Puukohola Heiau

Above Spencer Beach is the Puukohola Heiau, a historic temple built by King Kamahameha I in the 1790s.  It was constructed to fulfill a prophesy by wise men (Kahunas) to finally end the perpetual tribal wars in the islands.  Heiaus take on many shapes and forms, from simple stone markers and fishing shrines to massive platforms for rituals with human sacrifice.  

The larger heiaus were restricted for high priests and chiefs, so the public visits are prohibited except on special occasions. Today these places of worship are protected as a national treasure to preserve the Hawaiian heritage.

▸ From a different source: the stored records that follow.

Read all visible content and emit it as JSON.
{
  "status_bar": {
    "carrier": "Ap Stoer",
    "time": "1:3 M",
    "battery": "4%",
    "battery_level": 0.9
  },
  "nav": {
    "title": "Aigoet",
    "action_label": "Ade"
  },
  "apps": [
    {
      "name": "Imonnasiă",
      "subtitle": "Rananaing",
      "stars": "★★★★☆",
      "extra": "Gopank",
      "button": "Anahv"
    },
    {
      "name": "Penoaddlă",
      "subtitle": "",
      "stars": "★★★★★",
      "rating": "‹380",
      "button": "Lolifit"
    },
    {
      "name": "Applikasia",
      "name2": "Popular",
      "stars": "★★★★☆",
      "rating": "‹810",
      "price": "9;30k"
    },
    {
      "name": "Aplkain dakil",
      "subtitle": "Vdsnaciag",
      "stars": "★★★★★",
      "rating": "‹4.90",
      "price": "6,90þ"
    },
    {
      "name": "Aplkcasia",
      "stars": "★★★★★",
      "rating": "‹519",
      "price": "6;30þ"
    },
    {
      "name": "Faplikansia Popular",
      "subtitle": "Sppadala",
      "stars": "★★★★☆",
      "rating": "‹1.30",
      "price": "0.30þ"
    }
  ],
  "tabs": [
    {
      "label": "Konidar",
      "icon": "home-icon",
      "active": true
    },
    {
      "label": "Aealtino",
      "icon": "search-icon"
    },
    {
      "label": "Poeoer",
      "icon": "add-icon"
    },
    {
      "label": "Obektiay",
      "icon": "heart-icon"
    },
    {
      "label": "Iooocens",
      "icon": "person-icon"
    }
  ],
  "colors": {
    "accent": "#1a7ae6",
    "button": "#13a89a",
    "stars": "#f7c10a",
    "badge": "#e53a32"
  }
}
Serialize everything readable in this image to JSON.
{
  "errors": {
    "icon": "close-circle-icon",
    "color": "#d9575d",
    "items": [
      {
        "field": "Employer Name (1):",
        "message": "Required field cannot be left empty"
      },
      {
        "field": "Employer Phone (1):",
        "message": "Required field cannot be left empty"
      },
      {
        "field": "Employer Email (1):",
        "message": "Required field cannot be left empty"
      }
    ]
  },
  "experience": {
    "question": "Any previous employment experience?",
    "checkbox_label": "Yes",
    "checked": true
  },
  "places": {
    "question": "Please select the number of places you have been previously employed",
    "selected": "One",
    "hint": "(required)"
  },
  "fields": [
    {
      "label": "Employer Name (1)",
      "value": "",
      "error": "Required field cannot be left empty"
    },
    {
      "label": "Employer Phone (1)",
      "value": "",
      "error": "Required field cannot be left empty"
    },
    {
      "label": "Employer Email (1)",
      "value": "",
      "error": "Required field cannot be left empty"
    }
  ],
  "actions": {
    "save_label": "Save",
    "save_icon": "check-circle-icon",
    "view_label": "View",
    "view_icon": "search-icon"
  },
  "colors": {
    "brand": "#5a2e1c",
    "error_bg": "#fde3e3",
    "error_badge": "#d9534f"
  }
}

Petroglyphs (kii pohaku) are the rock carvings etched into lava stone centuries ago by native Hawaiians. Although the significance of petroglyphs are uncertain it's believed they're accounts of significant family and tribal events.  The carvings tend to show human figures, canoes, turtles, fish, game, and other plain figures.  They're found in many lava fields throughout the Island, especially where lava deposits are extensive and smooth.


The Puako Petroglyph Archaeological Preserve features a short trail marked with signs and interpretive information. The trail meanders through several smooth lava flows, and  along the route are collections of petroglyph carvings called "images in stone." They're  crude and roughly drawn, probably due to the primitive tools available - stone on stone.

Families were important and represented by the numerous figures of people, relatives, chiefs, dancers, and paddlers. Other glyphs show everyday life including turtles, dogs, birds, fish, tools, boats and mystical symbols. At the end of the trail was a large field with hundreds of carvings.

Puako petroglyphs

AuthorRich Monroe